§ **EXERCISE INSTRUCTIONS**:
Restate the data below, keeping every line the same.
^^^^^^^^
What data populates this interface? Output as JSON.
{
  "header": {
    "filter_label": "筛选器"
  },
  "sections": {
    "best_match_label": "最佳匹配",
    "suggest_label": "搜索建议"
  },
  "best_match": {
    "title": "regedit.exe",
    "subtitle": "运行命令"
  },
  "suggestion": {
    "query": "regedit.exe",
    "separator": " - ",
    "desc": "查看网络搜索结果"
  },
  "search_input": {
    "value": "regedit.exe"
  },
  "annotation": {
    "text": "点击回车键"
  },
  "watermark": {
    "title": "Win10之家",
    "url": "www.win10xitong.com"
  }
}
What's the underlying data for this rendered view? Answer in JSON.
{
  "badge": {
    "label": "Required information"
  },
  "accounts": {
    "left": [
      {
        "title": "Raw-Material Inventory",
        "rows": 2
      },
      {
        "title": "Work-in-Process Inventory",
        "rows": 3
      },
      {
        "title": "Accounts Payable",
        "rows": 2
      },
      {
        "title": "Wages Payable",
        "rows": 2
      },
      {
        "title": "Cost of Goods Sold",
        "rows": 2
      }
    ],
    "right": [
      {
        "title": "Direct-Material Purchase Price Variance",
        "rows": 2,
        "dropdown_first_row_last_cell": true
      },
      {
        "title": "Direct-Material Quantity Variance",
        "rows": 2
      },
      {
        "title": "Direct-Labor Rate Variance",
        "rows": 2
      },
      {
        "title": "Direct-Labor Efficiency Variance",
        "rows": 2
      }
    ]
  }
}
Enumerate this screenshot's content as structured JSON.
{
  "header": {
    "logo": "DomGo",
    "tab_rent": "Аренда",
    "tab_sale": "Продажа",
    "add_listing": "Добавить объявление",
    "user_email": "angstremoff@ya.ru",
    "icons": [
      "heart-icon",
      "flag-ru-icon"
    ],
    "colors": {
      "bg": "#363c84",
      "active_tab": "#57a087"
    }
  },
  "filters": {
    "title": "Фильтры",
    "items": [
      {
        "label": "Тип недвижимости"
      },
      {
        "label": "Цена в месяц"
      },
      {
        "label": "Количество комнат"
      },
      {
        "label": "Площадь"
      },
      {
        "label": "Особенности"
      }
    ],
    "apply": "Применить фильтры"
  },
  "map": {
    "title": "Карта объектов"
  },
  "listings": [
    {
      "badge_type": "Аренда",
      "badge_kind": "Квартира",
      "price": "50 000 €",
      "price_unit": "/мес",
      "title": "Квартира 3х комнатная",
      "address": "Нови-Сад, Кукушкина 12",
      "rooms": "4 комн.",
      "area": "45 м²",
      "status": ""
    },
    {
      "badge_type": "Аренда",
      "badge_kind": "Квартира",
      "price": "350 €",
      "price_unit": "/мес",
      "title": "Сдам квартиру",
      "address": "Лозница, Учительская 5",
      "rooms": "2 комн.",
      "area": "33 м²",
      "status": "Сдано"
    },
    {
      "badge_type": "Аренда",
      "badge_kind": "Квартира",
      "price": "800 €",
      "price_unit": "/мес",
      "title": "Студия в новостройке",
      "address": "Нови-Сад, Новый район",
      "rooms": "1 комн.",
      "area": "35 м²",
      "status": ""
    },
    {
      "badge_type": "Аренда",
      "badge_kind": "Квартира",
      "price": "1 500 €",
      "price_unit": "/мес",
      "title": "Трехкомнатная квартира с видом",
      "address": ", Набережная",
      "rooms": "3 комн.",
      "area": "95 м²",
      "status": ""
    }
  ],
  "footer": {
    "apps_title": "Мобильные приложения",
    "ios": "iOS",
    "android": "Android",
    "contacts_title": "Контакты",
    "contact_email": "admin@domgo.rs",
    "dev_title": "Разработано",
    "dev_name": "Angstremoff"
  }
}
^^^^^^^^
§ **EXERCISE SOLUTION**:
What data populates this interface? Output as JSON.
{
  "header": {
    "filter_label": "筛选器"
  },
  "sections": {
    "best_match_label": "最佳匹配",
    "suggest_label": "搜索建议"
  },
  "best_match": {
    "title": "regedit.exe",
    "subtitle": "运行命令"
  },
  "suggestion": {
    "query": "regedit.exe",
    "separator": " - ",
    "desc": "查看网络搜索结果"
  },
  "search_input": {
    "value": "regedit.exe"
  },
  "annotation": {
    "text": "点击回车键"
  },
  "watermark": {
    "title": "Win10之家",
    "url": "www.win10xitong.com"
  }
}
What's the underlying data for this rendered view? Answer in JSON.
{
  "badge": {
    "label": "Required information"
  },
  "accounts": {
    "left": [
      {
        "title": "Raw-Material Inventory",
        "rows": 2
      },
      {
        "title": "Work-in-Process Inventory",
        "rows": 3
      },
      {
        "title": "Accounts Payable",
        "rows": 2
      },
      {
        "title": "Wages Payable",
        "rows": 2
      },
      {
        "title": "Cost of Goods Sold",
        "rows": 2
      }
    ],
    "right": [
      {
        "title": "Direct-Material Purchase Price Variance",
        "rows": 2,
        "dropdown_first_row_last_cell": true
      },
      {
        "title": "Direct-Material Quantity Variance",
        "rows": 2
      },
      {
        "title": "Direct-Labor Rate Variance",
        "rows": 2
      },
      {
        "title": "Direct-Labor Efficiency Variance",
        "rows": 2
      }
    ]
  }
}
Enumerate this screenshot's content as structured JSON.
{
  "header": {
    "logo": "DomGo",
    "tab_rent": "Аренда",
    "tab_sale": "Продажа",
    "add_listing": "Добавить объявление",
    "user_email": "angstremoff@ya.ru",
    "icons": [
      "heart-icon",
      "flag-ru-icon"
    ],
    "colors": {
      "bg": "#363c84",
      "active_tab": "#57a087"
    }
  },
  "filters": {
    "title": "Фильтры",
    "items": [
      {
        "label": "Тип недвижимости"
      },
      {
        "label": "Цена в месяц"
      },
      {
        "label": "Количество комнат"
      },
      {
        "label": "Площадь"
      },
      {
        "label": "Особенности"
      }
    ],
    "apply": "Применить фильтры"
  },
  "map": {
    "title": "Карта объектов"
  },
  "listings": [
    {
      "badge_type": "Аренда",
      "badge_kind": "Квартира",
      "price": "50 000 €",
      "price_unit": "/мес",
      "title": "Квартира 3х комнатная",
      "address": "Нови-Сад, Кукушкина 12",
      "rooms": "4 комн.",
      "area": "45 м²",
      "status": ""
    },
    {
      "badge_type": "Аренда",
      "badge_kind": "Квартира",
      "price": "350 €",
      "price_unit": "/мес",
      "title": "Сдам квартиру",
      "address": "Лозница, Учительская 5",
      "rooms": "2 комн.",
      "area": "33 м²",
      "status": "Сдано"
    },
    {
      "badge_type": "Аренда",
      "badge_kind": "Квартира",
      "price": "800 €",
      "price_unit": "/мес",
      "title": "Студия в новостройке",
      "address": "Нови-Сад, Новый район",
      "rooms": "1 комн.",
      "area": "35 м²",
      "status": ""
    },
    {
      "badge_type": "Аренда",
      "badge_kind": "Квартира",
      "price": "1 500 €",
      "price_unit": "/мес",
      "title": "Трехкомнатная квартира с видом",
      "address": ", Набережная",
      "rooms": "3 комн.",
      "area": "95 м²",
      "status": ""
    }
  ],
  "footer": {
    "apps_title": "Мобильные приложения",
    "ios": "iOS",
    "android": "Android",
    "contacts_title": "Контакты",
    "contact_email": "admin@domgo.rs",
    "dev_title": "Разработано",
    "dev_name": "Angstremoff"
  }
}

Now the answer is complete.